Going through the entries below, copy out each line that contains "shaded".

Web page and app entries
= = = = =
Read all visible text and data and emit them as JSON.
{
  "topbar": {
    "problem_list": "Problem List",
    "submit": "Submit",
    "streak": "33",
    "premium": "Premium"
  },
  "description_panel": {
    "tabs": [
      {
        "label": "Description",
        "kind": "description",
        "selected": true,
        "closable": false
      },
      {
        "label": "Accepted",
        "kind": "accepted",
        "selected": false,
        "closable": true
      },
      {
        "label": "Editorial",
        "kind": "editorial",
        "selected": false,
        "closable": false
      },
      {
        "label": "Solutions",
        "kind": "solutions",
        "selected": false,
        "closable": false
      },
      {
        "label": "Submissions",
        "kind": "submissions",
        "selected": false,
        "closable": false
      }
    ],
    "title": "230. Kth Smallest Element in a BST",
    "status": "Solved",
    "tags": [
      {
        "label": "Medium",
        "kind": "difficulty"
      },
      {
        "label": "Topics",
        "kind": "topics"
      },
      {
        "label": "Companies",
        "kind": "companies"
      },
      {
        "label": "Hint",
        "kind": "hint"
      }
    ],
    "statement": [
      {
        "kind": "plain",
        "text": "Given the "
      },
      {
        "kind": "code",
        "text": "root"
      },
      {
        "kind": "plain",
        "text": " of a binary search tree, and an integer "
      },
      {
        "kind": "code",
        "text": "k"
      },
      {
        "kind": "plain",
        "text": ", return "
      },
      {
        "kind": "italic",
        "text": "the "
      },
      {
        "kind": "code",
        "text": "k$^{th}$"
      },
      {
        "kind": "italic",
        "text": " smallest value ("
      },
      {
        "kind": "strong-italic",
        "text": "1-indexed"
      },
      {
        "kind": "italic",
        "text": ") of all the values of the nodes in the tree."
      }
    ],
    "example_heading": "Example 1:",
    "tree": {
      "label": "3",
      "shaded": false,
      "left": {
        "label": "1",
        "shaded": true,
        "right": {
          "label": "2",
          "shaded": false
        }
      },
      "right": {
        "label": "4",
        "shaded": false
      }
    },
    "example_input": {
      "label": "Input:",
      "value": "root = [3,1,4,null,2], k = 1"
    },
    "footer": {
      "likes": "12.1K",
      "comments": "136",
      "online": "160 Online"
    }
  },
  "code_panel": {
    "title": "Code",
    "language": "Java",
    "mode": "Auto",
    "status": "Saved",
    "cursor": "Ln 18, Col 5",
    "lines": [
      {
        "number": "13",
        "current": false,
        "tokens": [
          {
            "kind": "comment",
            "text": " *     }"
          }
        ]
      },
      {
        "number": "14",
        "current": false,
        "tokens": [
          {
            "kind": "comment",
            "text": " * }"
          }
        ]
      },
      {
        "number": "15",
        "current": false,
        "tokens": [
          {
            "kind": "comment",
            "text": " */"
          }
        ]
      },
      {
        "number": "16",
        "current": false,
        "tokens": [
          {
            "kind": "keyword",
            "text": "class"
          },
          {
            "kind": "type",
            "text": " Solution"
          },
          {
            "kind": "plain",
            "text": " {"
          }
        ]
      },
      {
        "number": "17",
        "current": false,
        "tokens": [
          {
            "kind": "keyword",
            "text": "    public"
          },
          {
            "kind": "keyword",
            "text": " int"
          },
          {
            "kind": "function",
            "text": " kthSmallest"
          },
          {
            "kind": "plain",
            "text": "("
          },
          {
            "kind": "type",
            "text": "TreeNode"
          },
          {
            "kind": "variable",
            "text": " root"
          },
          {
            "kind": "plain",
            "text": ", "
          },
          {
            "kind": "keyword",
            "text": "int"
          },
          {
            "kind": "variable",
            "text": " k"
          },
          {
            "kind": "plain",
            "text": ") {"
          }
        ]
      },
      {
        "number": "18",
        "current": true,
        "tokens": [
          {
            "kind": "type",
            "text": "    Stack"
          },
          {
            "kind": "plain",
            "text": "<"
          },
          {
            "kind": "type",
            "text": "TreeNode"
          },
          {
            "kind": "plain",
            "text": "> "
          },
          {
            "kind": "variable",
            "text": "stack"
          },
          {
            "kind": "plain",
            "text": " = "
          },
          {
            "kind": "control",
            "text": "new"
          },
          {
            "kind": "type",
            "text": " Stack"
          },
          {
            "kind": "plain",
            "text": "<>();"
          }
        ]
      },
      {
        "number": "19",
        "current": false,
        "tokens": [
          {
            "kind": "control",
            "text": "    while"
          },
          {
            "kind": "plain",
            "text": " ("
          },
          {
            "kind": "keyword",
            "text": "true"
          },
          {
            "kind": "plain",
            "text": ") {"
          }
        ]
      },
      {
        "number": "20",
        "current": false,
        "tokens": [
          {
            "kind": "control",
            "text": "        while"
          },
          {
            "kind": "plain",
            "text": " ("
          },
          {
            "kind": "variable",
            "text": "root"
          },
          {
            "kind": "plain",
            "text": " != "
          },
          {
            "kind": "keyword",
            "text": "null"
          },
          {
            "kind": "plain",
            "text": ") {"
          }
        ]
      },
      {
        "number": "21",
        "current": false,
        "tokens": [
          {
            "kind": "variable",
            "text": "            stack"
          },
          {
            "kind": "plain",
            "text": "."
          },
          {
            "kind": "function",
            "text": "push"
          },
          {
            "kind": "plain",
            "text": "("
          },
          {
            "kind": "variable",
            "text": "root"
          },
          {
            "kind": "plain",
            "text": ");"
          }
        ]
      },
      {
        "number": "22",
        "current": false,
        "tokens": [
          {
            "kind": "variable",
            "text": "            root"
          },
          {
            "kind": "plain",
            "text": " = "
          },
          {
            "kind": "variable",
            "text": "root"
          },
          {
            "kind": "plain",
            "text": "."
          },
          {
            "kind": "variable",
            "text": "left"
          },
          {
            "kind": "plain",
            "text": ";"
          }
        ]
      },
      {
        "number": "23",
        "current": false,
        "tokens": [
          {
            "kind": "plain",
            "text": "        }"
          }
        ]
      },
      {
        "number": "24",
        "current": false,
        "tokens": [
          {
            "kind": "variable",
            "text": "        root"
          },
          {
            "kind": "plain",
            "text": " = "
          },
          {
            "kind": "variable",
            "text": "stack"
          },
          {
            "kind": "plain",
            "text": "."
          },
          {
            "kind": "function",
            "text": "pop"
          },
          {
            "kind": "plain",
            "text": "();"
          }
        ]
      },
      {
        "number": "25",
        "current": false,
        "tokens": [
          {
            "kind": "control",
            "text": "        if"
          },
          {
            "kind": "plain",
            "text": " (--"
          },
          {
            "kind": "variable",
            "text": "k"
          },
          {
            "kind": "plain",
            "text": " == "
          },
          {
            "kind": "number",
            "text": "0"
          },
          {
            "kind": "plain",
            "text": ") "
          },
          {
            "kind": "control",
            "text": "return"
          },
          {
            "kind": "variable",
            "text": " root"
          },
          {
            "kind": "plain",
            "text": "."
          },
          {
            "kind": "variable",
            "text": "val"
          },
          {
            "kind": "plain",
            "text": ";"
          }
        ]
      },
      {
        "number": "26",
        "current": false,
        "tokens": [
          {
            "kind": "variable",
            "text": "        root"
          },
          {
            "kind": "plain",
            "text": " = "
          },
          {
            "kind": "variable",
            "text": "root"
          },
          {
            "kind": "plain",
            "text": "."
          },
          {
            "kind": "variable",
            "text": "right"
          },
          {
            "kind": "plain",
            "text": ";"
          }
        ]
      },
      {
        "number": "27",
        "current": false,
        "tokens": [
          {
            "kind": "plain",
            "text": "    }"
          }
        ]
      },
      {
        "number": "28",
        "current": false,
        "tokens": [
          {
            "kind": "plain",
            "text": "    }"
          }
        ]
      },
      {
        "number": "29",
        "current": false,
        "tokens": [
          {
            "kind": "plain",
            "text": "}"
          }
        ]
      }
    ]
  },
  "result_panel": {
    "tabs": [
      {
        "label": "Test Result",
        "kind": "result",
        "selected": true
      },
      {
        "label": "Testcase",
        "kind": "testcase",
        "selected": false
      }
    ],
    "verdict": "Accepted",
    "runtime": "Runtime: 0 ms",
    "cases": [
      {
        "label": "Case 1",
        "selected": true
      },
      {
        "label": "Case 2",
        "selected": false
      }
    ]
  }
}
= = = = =
The answer -
      "shaded": false,
        "shaded": true,
          "shaded": false
        "shaded": false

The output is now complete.